WHAT TO PRODUCE:
Give every entry again, word for word.

Data excerpts:
- Opening Delimiter -
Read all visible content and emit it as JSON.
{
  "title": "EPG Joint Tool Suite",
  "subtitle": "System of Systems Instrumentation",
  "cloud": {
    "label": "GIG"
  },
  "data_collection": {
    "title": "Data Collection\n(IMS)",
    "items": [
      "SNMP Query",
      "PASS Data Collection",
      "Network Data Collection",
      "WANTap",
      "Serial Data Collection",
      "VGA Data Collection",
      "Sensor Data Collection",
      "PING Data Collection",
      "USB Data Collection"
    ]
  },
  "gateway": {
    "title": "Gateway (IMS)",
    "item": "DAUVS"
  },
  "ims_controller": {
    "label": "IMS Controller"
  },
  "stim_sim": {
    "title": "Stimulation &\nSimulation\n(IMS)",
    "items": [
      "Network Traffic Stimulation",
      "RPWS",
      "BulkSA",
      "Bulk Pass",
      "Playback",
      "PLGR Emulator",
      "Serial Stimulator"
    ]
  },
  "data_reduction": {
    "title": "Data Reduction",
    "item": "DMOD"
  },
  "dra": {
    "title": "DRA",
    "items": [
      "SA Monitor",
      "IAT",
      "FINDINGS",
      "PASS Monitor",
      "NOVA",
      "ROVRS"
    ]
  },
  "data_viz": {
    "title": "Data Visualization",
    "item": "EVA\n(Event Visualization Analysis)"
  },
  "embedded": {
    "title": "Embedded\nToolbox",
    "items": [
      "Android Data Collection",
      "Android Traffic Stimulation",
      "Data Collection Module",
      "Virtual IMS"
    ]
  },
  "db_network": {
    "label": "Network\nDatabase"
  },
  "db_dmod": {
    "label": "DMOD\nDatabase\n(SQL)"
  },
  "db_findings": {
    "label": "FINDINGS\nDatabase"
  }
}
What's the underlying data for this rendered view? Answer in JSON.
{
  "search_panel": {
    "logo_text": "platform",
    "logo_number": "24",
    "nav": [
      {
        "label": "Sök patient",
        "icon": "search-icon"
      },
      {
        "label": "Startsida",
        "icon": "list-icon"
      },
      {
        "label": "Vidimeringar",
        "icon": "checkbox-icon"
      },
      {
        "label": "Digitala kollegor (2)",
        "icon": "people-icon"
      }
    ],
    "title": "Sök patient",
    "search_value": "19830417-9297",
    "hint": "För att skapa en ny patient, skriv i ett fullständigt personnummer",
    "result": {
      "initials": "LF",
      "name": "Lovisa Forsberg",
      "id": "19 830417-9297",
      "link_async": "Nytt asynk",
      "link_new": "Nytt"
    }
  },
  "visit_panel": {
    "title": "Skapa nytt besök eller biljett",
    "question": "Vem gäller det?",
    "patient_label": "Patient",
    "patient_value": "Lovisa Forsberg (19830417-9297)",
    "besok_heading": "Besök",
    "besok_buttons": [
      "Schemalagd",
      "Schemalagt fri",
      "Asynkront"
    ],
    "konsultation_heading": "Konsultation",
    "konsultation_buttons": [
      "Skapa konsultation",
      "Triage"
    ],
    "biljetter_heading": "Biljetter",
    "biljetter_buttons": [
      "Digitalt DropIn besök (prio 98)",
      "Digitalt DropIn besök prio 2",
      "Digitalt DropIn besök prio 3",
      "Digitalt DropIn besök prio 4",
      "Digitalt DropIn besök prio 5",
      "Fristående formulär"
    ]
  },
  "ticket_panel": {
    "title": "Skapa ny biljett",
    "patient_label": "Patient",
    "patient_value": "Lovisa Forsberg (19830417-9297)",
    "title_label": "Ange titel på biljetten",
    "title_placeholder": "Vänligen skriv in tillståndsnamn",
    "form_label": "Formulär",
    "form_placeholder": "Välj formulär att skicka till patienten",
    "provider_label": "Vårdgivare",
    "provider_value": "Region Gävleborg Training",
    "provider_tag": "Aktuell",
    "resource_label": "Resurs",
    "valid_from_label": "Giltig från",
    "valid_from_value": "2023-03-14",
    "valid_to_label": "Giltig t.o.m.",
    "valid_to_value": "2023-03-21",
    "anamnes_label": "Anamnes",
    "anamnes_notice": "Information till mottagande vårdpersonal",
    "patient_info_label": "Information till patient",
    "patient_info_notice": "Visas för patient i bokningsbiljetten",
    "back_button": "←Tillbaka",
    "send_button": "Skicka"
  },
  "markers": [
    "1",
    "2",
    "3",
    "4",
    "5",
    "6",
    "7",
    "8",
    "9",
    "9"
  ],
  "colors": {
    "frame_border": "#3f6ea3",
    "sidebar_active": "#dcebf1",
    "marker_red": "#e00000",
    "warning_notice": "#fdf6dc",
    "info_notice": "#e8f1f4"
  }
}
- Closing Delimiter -
RESULT OF THIS EXERCISE:
Read all visible content and emit it as JSON.
{
  "title": "EPG Joint Tool Suite",
  "subtitle": "System of Systems Instrumentation",
  "cloud": {
    "label": "GIG"
  },
  "data_collection": {
    "title": "Data Collection\n(IMS)",
    "items": [
      "SNMP Query",
      "PASS Data Collection",
      "Network Data Collection",
      "WANTap",
      "Serial Data Collection",
      "VGA Data Collection",
      "Sensor Data Collection",
      "PING Data Collection",
      "USB Data Collection"
    ]
  },
  "gateway": {
    "title": "Gateway (IMS)",
    "item": "DAUVS"
  },
  "ims_controller": {
    "label": "IMS Controller"
  },
  "stim_sim": {
    "title": "Stimulation &\nSimulation\n(IMS)",
    "items": [
      "Network Traffic Stimulation",
      "RPWS",
      "BulkSA",
      "Bulk Pass",
      "Playback",
      "PLGR Emulator",
      "Serial Stimulator"
    ]
  },
  "data_reduction": {
    "title": "Data Reduction",
    "item": "DMOD"
  },
  "dra": {
    "title": "DRA",
    "items": [
      "SA Monitor",
      "IAT",
      "FINDINGS",
      "PASS Monitor",
      "NOVA",
      "ROVRS"
    ]
  },
  "data_viz": {
    "title": "Data Visualization",
    "item": "EVA\n(Event Visualization Analysis)"
  },
  "embedded": {
    "title": "Embedded\nToolbox",
    "items": [
      "Android Data Collection",
      "Android Traffic Stimulation",
      "Data Collection Module",
      "Virtual IMS"
    ]
  },
  "db_network": {
    "label": "Network\nDatabase"
  },
  "db_dmod": {
    "label": "DMOD\nDatabase\n(SQL)"
  },
  "db_findings": {
    "label": "FINDINGS\nDatabase"
  }
}
What's the underlying data for this rendered view? Answer in JSON.
{
  "search_panel": {
    "logo_text": "platform",
    "logo_number": "24",
    "nav": [
      {
        "label": "Sök patient",
        "icon": "search-icon"
      },
      {
        "label": "Startsida",
        "icon": "list-icon"
      },
      {
        "label": "Vidimeringar",
        "icon": "checkbox-icon"
      },
      {
        "label": "Digitala kollegor (2)",
        "icon": "people-icon"
      }
    ],
    "title": "Sök patient",
    "search_value": "19830417-9297",
    "hint": "För att skapa en ny patient, skriv i ett fullständigt personnummer",
    "result": {
      "initials": "LF",
      "name": "Lovisa Forsberg",
      "id": "19 830417-9297",
      "link_async": "Nytt asynk",
      "link_new": "Nytt"
    }
  },
  "visit_panel": {
    "title": "Skapa nytt besök eller biljett",
    "question": "Vem gäller det?",
    "patient_label": "Patient",
    "patient_value": "Lovisa Forsberg (19830417-9297)",
    "besok_heading": "Besök",
    "besok_buttons": [
      "Schemalagd",
      "Schemalagt fri",
      "Asynkront"
    ],
    "konsultation_heading": "Konsultation",
    "konsultation_buttons": [
      "Skapa konsultation",
      "Triage"
    ],
    "biljetter_heading": "Biljetter",
    "biljetter_buttons": [
      "Digitalt DropIn besök (prio 98)",
      "Digitalt DropIn besök prio 2",
      "Digitalt DropIn besök prio 3",
      "Digitalt DropIn besök prio 4",
      "Digitalt DropIn besök prio 5",
      "Fristående formulär"
    ]
  },
  "ticket_panel": {
    "title": "Skapa ny biljett",
    "patient_label": "Patient",
    "patient_value": "Lovisa Forsberg (19830417-9297)",
    "title_label": "Ange titel på biljetten",
    "title_placeholder": "Vänligen skriv in tillståndsnamn",
    "form_label": "Formulär",
    "form_placeholder": "Välj formulär att skicka till patienten",
    "provider_label": "Vårdgivare",
    "provider_value": "Region Gävleborg Training",
    "provider_tag": "Aktuell",
    "resource_label": "Resurs",
    "valid_from_label": "Giltig från",
    "valid_from_value": "2023-03-14",
    "valid_to_label": "Giltig t.o.m.",
    "valid_to_value": "2023-03-21",
    "anamnes_label": "Anamnes",
    "anamnes_notice": "Information till mottagande vårdpersonal",
    "patient_info_label": "Information till patient",
    "patient_info_notice": "Visas för patient i bokningsbiljetten",
    "back_button": "←Tillbaka",
    "send_button": "Skicka"
  },
  "markers": [
    "1",
    "2",
    "3",
    "4",
    "5",
    "6",
    "7",
    "8",
    "9",
    "9"
  ],
  "colors": {
    "frame_border": "#3f6ea3",
    "sidebar_active": "#dcebf1",
    "marker_red": "#e00000",
    "warning_notice": "#fdf6dc",
    "info_notice": "#e8f1f4"
  }
}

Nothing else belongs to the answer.